May 10, 2010

One Less Knitter

Mayme J. Olson was buried last Friday.  She didn't write patterns, or create new and innovative ways to increase or decrease. . .she just knit.  She made hundreds of pairs of mittens. . .maybe thousands.  None were fancy, and most were made out of Red Heart acrylic yarn.  She actually scorned wool (I know--who could think it?).  Each of her grandchildren were blessed with at least a granny square afghan made from scraps of yarn left from the mittens, and many received a "good" afghan made in a ripple stitch pattern in the colors of their choice.

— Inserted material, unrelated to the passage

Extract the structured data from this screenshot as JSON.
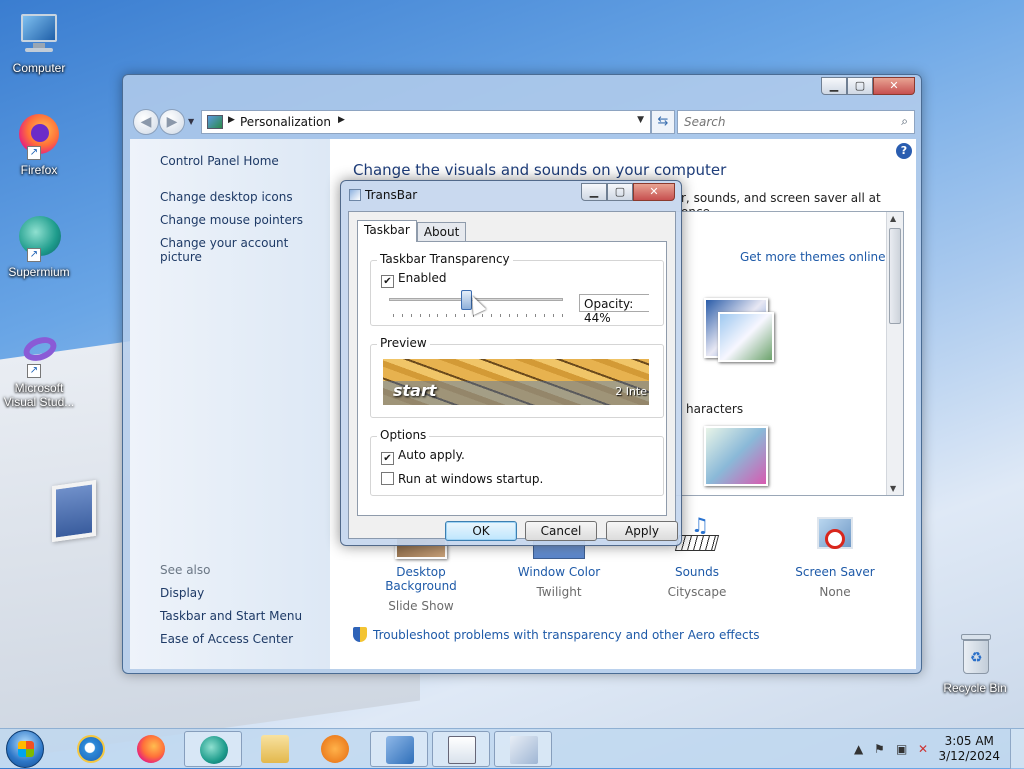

She taught me to knit and crochet, and though I didn't enjoy the knitting, I do remember her chastising me to "stop knitting on the tips" so that my stitches would be loose enough to be knit into on the next row--they never were.  When I last saw her, she was proud to tell her friends that she had taught me to knit, although she didn't actually remember who I was. . .her memory and mind were failing her, but still, she was knitting a scarf for the needy.  Her hands remembered what to do, and her kindness continued to reach out to others.

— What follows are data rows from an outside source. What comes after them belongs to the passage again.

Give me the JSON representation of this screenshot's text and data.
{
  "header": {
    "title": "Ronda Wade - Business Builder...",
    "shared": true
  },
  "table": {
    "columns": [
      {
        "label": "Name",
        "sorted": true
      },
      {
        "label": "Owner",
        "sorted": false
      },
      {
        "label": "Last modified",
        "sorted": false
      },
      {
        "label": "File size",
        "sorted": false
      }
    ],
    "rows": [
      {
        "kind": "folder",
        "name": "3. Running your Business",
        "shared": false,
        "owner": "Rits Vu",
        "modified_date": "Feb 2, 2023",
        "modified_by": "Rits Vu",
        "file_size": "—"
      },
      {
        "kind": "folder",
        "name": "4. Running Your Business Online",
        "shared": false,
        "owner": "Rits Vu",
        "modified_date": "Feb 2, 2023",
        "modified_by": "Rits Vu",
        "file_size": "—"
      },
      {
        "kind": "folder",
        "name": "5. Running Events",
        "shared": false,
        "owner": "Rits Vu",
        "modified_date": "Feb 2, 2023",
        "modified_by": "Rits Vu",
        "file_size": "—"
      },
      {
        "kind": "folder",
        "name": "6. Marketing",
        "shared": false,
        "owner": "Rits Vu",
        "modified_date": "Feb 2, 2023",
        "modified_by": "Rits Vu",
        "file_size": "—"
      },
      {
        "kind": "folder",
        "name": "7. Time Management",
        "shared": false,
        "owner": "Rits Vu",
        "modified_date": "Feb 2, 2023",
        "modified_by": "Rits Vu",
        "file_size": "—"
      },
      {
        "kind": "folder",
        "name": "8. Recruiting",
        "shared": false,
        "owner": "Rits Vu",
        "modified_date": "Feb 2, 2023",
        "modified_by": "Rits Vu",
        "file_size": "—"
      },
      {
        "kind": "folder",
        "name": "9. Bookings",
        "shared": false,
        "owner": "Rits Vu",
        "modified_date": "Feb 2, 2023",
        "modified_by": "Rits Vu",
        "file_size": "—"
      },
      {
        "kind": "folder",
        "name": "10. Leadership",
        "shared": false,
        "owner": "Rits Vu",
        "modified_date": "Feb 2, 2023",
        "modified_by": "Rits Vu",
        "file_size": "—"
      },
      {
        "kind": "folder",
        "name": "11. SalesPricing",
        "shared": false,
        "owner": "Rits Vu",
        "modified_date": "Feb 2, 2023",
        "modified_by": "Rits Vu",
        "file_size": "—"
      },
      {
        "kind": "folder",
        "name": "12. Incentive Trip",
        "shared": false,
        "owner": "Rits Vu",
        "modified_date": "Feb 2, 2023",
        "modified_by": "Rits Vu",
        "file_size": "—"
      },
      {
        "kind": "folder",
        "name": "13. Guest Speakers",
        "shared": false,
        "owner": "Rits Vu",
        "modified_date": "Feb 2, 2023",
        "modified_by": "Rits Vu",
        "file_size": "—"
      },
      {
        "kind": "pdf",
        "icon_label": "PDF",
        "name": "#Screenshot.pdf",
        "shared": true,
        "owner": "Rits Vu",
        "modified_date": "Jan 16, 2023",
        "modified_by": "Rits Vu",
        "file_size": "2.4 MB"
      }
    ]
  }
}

As funeral arrangements were planned, no one knew where to direct memorial donations. . .but no one asked me.  I know what Mae would have appreciated.  Teach someone to knit. . .and if you feel moved, knit a pair of mittens, or a hat or scarf. . .and donate them in the memory of my grandma to someone needy.  And use Red Heart, that's what Grandma would have liked. 

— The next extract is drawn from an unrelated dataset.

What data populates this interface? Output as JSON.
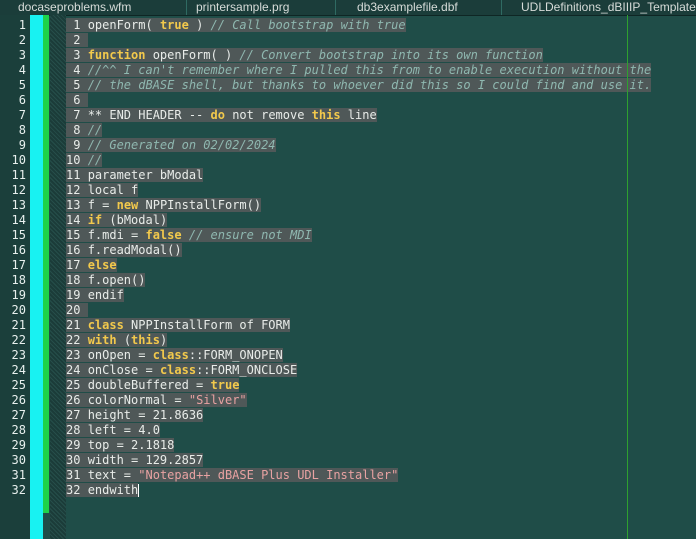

  1. She looks a like a lovely woman. My deepest sympathies.

    You know I'll be knitting a hat or scarf and I'm sure I have some Red Heart around somewhere.

  2. So sorry to hear about your beloved grandmother. You were lucky to have her as long as you did and lucky that she had a craft she wanted to share with you.

  3. So sorry to hear about your grandmother. I'm sure you will miss her, but treasure all the memories. They will help.

  4. I am so sorry for your loss, my heart goes out to you. I too had a grandma that taught me crafty things, she taught me embroidery and she tried to teach me how to knit, I struggled with it and finally was able to teach myself after she had died. All of us had mittens she knitted, also with red heart:) She's been gone 25 years, and I still miss her terribly, but it is a comfort to me to have some of her knitting needles and thread.
    I am knitting scarves for special olympics, with red heart, and I will think of both of our grandmothers as I knit them.


Thanks for reading, I'm eager to read what you have to say in response. Your comments help me feel that I'm not writing into a void. . .keep them coming!